Anyone involved in chronic disease management is well aware how difficult it is for patients to stick with even the simplest of medical regimens – just taking a tablet once a day. This is even more difficult for patients with psychiatric issues (present in over 40% of treatment-seeking patients with obesity). Less than half of patients prescribed medication for depression will still be on their drug 3 months after initiation; with bipolar disorder, this rate drops to only 35%. Pharmacological obesity trials regularly show high-rates of discontinuation (around 20-40% at 12 months), not very different from that seen in real life for blood pressure or lipid-lowering medications. If simply taking a tablet is so hard to stick to, how much more difficult is it to actually make lifestyle changes and stick with them? No question, patients struggling with excess weight need constant coaching, reminders, self-monitoring, support systems – left to their own devices the vast majority of patients will fall back into their old patterns resulting in weight regain. As I often say – there are only two types of obese patients – those that are untreated and those that are treated. The only difference between the two groups is the fact that patients in the treatment group are managing their weights – when treatment stops, group 2 reverts to group 1 – i.e. the weight comes back or continues to increase – there are no exceptions! As with other chronic diseases, our challenge in obesity is not how to get patients to start treatment – the challenge is how to get patients to stick with the treatment forever.

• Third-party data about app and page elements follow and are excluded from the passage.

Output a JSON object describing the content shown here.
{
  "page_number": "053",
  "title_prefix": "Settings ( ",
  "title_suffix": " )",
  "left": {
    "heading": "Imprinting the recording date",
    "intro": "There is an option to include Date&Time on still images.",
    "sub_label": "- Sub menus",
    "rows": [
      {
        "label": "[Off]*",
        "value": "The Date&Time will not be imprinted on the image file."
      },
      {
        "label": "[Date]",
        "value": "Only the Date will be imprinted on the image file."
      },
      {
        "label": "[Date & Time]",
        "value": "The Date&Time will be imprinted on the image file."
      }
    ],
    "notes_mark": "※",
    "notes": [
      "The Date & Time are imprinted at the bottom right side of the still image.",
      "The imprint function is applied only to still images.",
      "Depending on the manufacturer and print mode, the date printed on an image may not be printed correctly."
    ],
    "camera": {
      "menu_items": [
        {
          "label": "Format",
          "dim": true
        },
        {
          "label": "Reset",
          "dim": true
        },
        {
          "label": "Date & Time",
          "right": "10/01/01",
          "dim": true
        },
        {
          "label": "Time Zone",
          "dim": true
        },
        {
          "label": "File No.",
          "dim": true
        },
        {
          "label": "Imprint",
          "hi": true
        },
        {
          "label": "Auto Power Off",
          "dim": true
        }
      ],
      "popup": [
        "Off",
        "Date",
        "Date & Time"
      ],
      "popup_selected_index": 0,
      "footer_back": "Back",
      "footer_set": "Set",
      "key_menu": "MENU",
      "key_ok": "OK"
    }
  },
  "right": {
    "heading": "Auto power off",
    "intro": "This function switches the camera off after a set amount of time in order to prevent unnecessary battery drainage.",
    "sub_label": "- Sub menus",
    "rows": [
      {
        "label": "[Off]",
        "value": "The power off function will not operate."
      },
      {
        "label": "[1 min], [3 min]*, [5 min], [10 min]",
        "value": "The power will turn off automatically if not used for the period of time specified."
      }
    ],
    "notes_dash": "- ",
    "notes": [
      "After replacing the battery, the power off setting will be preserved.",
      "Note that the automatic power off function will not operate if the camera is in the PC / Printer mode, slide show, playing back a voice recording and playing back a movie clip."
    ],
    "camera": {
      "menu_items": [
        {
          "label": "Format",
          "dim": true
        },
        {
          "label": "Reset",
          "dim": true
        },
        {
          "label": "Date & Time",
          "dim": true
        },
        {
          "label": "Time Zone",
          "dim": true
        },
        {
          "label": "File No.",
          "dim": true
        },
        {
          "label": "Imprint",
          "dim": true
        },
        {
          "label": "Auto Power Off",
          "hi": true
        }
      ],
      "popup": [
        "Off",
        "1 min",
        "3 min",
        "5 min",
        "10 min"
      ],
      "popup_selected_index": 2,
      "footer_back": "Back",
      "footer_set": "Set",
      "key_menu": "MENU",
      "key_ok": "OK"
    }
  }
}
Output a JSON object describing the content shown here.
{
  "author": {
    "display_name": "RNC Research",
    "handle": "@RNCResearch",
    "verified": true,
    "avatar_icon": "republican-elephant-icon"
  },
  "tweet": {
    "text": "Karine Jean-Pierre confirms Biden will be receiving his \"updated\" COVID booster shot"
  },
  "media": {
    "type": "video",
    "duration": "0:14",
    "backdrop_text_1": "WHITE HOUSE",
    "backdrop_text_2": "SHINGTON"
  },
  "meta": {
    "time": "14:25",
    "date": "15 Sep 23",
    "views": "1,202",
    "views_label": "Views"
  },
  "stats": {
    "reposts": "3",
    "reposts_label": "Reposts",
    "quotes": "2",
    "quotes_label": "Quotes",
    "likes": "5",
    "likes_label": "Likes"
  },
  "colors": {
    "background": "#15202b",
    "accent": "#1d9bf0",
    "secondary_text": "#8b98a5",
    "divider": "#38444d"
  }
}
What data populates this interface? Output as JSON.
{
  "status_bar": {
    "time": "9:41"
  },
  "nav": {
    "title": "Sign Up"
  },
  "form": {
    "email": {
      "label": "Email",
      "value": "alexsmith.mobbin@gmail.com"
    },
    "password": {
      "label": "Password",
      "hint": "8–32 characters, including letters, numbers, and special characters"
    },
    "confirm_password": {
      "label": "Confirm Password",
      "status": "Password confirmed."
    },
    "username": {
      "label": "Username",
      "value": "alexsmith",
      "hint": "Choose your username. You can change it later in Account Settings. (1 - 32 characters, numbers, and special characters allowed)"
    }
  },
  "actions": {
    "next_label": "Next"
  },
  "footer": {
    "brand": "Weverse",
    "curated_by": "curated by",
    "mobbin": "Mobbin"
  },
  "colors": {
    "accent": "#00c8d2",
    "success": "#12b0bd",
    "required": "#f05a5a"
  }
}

AMS Edmonton, Alberta Schematic: World Health Organization, 2003